A project funded by the Onaway Trust is helping the Indigenous Matsés people to protect the Amazon rainforest by providing them with sustainable income opportunities which prevent the need for deforestation.
The Matsés, or Mayoruna, are an Indigenous people who live along the Javari (Yavarí) river and its tributaries between Brazil and Peru. They live in remote villages deep in the Amazon rainforest which are difficult to access, making trade with the outside world practically and economically challenging.
Although most of the Matsés needs are met by their traditional practices, such as hunting, gathering, fishing, and horticulture, nowadays they rely on a small amount of money to pay for basic household items, medical care, fuel for outrigger canoe motors, and to exchange goods in the city.
Unfortunately, greedy timber extraction companies take advantage of this fact by bribing the Matsés to allow access to their sacred forest in order to log the remaining tree species which haven’t already been eradicated by industry. Not only is this work dangerous and laborious, but the Matsés are often underpaid for the precious timber that they sell.
Acaté Amazon Conservation’s copaiba tree resin project is helping the community to develop an alternative income source which means they will no longer have to resort to working with harmful extractive industries, which destroy their rainforest home and its ecology, in order to make an income.
The copaiba tree produces a golden resin which has many uses in medicine and the manufacture of products such as cosmetics. Acaté have worked alongside the Matsés to create their own drills in order to sustainably extract this resin in a way which doesn’t kill or infect the dense hardwood trees. The organisation has also helped to connect the community with local markets in order to sell this renewable product.
With Onaway’s funding, Acaté and the Matsés community were able to map out all of the copaiba trees in the south of their territory between the Chobayacu tributary and the Upper Yaquerana river and they have also been able to extend their work to Puerto Alegre on the Upper Yaquerana with training and the construction of additional drills.
This inspiring project not only provides the Indigenous community with a sustainable source of income which helps to prevent ecological and environmental destruction but, in preserving their ancestral home, it also protects against the loss of the Native peoples’ cultural traditions, wisdom and practices.
This is in line with the UN Declaration on the Rights of Indigenous Peoples which seeks to empower the cultural traditions and economic self-sufficiency of Native communities while preserving the health of the natural environment and its biodiversity.

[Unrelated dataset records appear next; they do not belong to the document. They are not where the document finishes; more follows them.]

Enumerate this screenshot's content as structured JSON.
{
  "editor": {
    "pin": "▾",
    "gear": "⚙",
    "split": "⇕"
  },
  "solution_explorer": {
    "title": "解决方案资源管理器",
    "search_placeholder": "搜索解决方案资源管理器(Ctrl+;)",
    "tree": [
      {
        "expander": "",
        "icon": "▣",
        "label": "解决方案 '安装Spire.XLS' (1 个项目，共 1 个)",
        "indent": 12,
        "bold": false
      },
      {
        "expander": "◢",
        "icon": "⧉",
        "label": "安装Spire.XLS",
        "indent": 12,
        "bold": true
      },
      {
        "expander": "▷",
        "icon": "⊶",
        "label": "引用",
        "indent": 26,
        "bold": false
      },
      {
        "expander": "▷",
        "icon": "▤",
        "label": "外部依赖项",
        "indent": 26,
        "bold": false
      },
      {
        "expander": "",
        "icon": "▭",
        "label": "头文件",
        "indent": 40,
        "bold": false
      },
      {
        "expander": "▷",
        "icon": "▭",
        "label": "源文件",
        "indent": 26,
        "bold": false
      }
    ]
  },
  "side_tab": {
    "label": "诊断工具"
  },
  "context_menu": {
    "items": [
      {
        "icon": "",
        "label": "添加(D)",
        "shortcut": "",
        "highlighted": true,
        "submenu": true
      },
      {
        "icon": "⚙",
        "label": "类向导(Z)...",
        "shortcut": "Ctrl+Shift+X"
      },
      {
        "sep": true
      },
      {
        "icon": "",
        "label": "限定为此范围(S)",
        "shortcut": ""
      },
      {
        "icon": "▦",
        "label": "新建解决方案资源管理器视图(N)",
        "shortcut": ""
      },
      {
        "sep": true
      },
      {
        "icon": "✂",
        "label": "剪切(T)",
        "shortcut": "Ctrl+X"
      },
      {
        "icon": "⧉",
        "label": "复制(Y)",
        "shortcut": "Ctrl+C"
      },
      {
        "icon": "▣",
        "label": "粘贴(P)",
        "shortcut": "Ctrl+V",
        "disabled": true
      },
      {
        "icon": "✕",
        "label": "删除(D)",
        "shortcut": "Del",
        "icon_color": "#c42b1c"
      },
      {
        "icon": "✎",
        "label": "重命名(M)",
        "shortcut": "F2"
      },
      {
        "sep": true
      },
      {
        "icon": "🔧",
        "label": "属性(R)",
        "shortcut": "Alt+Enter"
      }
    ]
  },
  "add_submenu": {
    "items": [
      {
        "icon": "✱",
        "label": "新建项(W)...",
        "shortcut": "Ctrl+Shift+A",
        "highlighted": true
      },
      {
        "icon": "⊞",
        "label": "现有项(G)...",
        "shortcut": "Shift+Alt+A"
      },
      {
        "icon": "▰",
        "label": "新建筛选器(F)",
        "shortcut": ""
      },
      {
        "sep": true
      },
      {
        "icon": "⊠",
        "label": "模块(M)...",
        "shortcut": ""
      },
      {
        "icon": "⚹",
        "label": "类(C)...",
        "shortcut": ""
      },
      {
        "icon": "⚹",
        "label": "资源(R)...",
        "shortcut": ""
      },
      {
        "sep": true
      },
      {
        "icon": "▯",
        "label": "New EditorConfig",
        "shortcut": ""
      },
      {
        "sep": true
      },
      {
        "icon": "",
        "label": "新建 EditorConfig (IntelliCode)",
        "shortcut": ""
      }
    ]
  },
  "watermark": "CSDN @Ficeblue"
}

In addition, the project serves to highlight the benefits of traditional Matsés medicine, something which Onaway has previous experience in having funded a project in which Acaté worked with the community to produce an encyclopaedia of traditional medicine.
Onaway is proud to have been able to provide support to these incredible projects and to help the Matsés people to achieve self-sufficiency and preserve their home and their culture in such challenging times. Read more about this partnership and the work of Acaté here.